Robert A. Di Ieso, Jr.

Q: When applying for a job, why can’t we send a link to our LinkedIn page rather than a traditional resume? There’s more information on my page than I could ever fit on a one-page resume, and it looks great.

A: Well, because they’re not asking for that. And they’re not asking for that for many reasons:

* Most employers want your resume in their applicant tracking system, and most systems aren’t set up to take LinkedIn pages.

* Most employers find it easier to have things in the format that’s easiest for them, rather than in whatever format applicants prefer to provide. When you’re screening hundreds of resumes, it’s a lot easier to have a consistent format.

* The traditional resume format gives employers the info they want quickly. When you say that there’s more information on on your LinkedIn page than you could ever fit on a traditional resume, that’s not necessarily an advantage. Hiring managers don’t want loads of info at this stage; they want to see very specific categories of information distilled down to the key points, so they can get what they need quickly. A resume gives the amount of information they want at this stage. (That said, since you mentioned a one-page resume, do note that you’re allowed to have a two-page resume as long as you’re not just a few years out of school.)

Read More: This is a resume and cover letter that work

* People often put different types of information on LinkedIn than on a resume. For example, your might have accomplishments that your company would be fine with you listing on a resume but wouldn’t want publicly posted on LinkedIn (for example, because it’s a semi-confidential or at least not blare-to-the-world type of project, or because it involves working on some area of company weakness).

* Many employers still print paper copies of candidates they’re phone-screening or interviewing, and LinkedIn doesn’t print well.

* You can tailor a resume for a particular job posting, which you can’t do with LinkedIn.

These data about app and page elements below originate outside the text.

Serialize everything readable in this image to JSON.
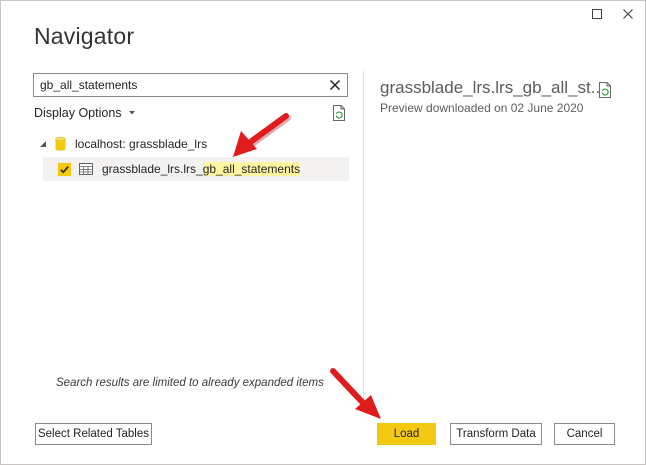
{
  "window": {
    "title": "Navigator",
    "controls": [
      "maximize-icon",
      "close-icon"
    ]
  },
  "search": {
    "value": "gb_all_statements",
    "clear_icon": "close-icon"
  },
  "display_options": {
    "label": "Display Options",
    "icon": "caret-down-icon"
  },
  "tree": {
    "server": {
      "label": "localhost: grassblade_lrs",
      "expand_icon": "expanded-triangle-icon",
      "icon": "database-icon"
    },
    "items": [
      {
        "label_prefix": "grassblade_lrs.lrs_",
        "label_match": "gb_all_statements",
        "checked": true,
        "icon": "table-icon"
      }
    ]
  },
  "preview": {
    "title": "grassblade_lrs.lrs_gb_all_st...",
    "subtitle": "Preview downloaded on 02 June 2020",
    "refresh_icon": "refresh-document-icon"
  },
  "search_note": "Search results are limited to already expanded items",
  "buttons": {
    "select_related": "Select Related Tables",
    "load": "Load",
    "transform": "Transform Data",
    "cancel": "Cancel"
  },
  "colors": {
    "accent": "#F2C811",
    "highlight": "#FFF5A0",
    "arrow": "#E01B1B",
    "selected_row": "#F3F2F1"
  }
}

Ultimately, I think you’re falling into a relatively common trap of thinking about more about what you’d like to be able to send rather than what employers prefer to receive. And at the very start of the process, when they know nothing about you other than that you’re one of possibly hundreds of candidates, they want you to use the system that works best for them.

Read More: How long can your resume be?

Q: My coworker announced all the reasons I shouldn’t get a promotion, in front of our coworkers

At my work, we are currently in-between team leaders, and the position is being advertised. I have been performing many of the functions of this role for some time now, as we had a part-time person who was only “acting” in the role. I decided to put my name forward, but haven’t been very vocal about this to the wider team. My reasons for this are both that I don’t think they need to know at this stage, as well as wanting to save face, should I not be successful (having to explain it to everyone while also dealing with the disappointment, etc., no thanks).

Anyway, today one of the more vocal team members asked me point blank if I had applied for the role. They did so very loudly in a room full of other colleagues. At that point, it felt like my options were to fess up or point-blank lie to them and say no. I chose to acknowledge that I had applied, and this person then proceeded to list off reasons why they thought I wouldn’t be suitable. I felt I did a reasonable good job at responding, but I’m feeling quite annoyed to have been put in that position in the first place. Am I overreacting, was my colleague out of line, should I say something, and could I have handled the situation better?

A: Your coworker was definitely out of line. The initial question in front of others — well, not great, but sometimes people are really thoughtless about this kind of thing. But then listing off all the reasons why you weren’t right for the job? Really rude and really inappropriate.

It sounds like you handled it fine. You were put on the spot, and you don’t want to say you didn’t apply when you did. He put you in an awkward position, and then behaved like a boor.

Read More: How much do resume gaps matter?

I wouldn’t do anything further at this point though; I don’t think there’s anything to gain by bringing it back up with him.

These questions are adapted from ones that originally appeared on Ask a Manager. Some have been edited for length.